In honor of your election-day hangover, click on my favorite clip from A Different World, the highly political late-eighties spinoff of The Cosby Show. Yes, you doubters, highly political!

Because it was set at a black college, A Different World managed (between zany love plots) to delve into intra-ethnic political divisions, reference African-American artists, and host debates among characters who wore every eighties trend from ridiculous buppie shoulder pads to yards of kente cloth. The show was full of laugh-track guffaws, but it also stood out from the majority of sitcoms of that era, which had dropped the political vibe of seventies series like All in the Family for a cozy family feel.

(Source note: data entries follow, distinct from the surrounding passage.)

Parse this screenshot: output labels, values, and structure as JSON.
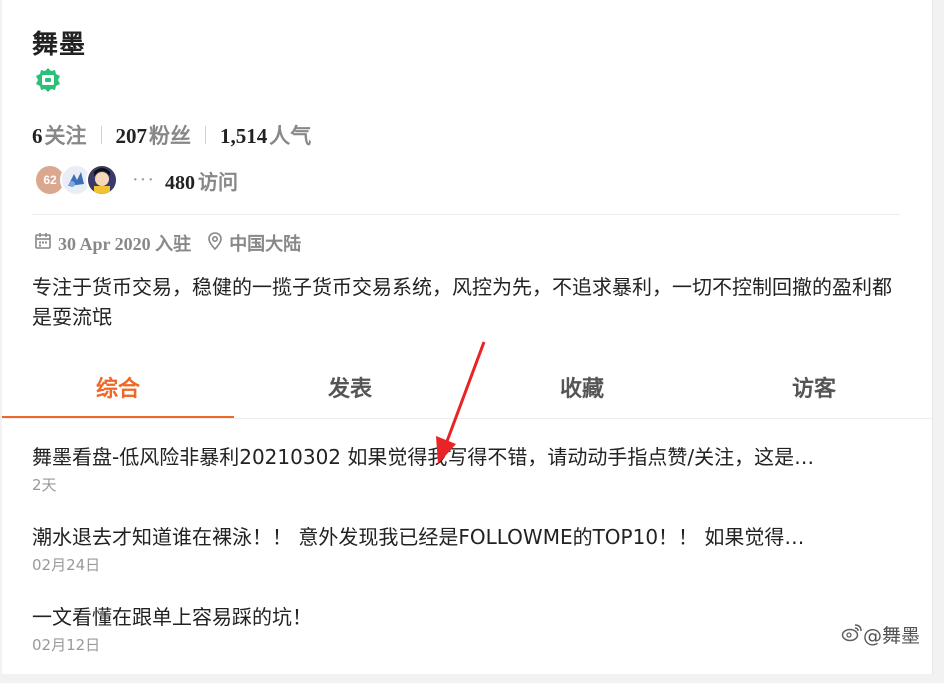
{
  "profile": {
    "username": "舞墨",
    "badge_icon": "wechat-badge-icon",
    "accent_color": "#2bbf7a"
  },
  "stats": {
    "following_count": "6",
    "following_label": "关注",
    "followers_count": "207",
    "followers_label": "粉丝",
    "popularity_count": "1,514",
    "popularity_label": "人气"
  },
  "visitors": {
    "first_avatar_text": "62",
    "more": "···",
    "visit_count": "480",
    "visit_label": "访问"
  },
  "meta": {
    "joined": "30 Apr 2020 入驻",
    "location": "中国大陆"
  },
  "bio": "专注于货币交易，稳健的一揽子货币交易系统，风控为先，不追求暴利，一切不控制回撤的盈利都是耍流氓",
  "tabs": [
    {
      "label": "综合",
      "active": true
    },
    {
      "label": "发表",
      "active": false
    },
    {
      "label": "收藏",
      "active": false
    },
    {
      "label": "访客",
      "active": false
    }
  ],
  "tab_accent": "#f0672a",
  "posts": [
    {
      "title": "舞墨看盘-低风险非暴利20210302 如果觉得我写得不错，请动动手指点赞/关注，这是…",
      "date": "2天"
    },
    {
      "title": "潮水退去才知道谁在裸泳！！ 意外发现我已经是FOLLOWME的TOP10！！ 如果觉得…",
      "date": "02月24日"
    },
    {
      "title": "一文看懂在跟单上容易踩的坑！",
      "date": "02月12日"
    }
  ],
  "watermark": "@舞墨"
}
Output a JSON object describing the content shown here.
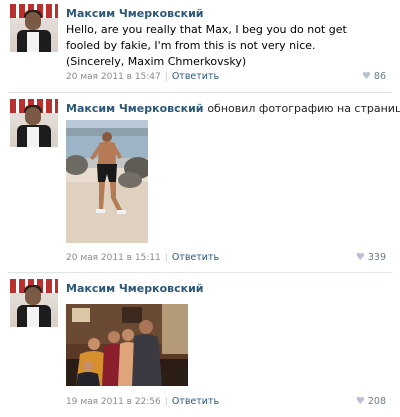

And in the show's later seasons, it also occasionally dropped all pretense to realism and got downright experimental. Take this surreal musical episode from 1992, in which Dwayne Wayne, after sneering at a Halloween-party discussion about the "Year of the Woman," has an elaborately choreographed anxiety dream about an all-black, gender-switched version of that year's elections. In it, school principal Dean Dorothy Dandridge Davenport (Jenifer Lewis) is "President Georgia Mush"; Dwayne's girlfriend, Whitley (Jasmine Guy), plays the philandering "Governor Jill Blinton"; and Charmaine (Tyesha Brown) is a huge-eared billionaire spoiler named "Rose Godot." (There's also a Dan Quack, a Patty Buchanan, and a Jennifer Flowers character named "Johnny Weed.") "I can change. We can change," croons Blinton with seductive falseness. "Change can change. Can we have some change?"


I only wish there were a clip available of the conversation between Governor Blinton and "Billiard," the first-husband character, who can't get anyone to take him seriously. Can anyone out there hook me up?

Also, check out the completely delightful credits sequence, with the theme by Aretha Franklin.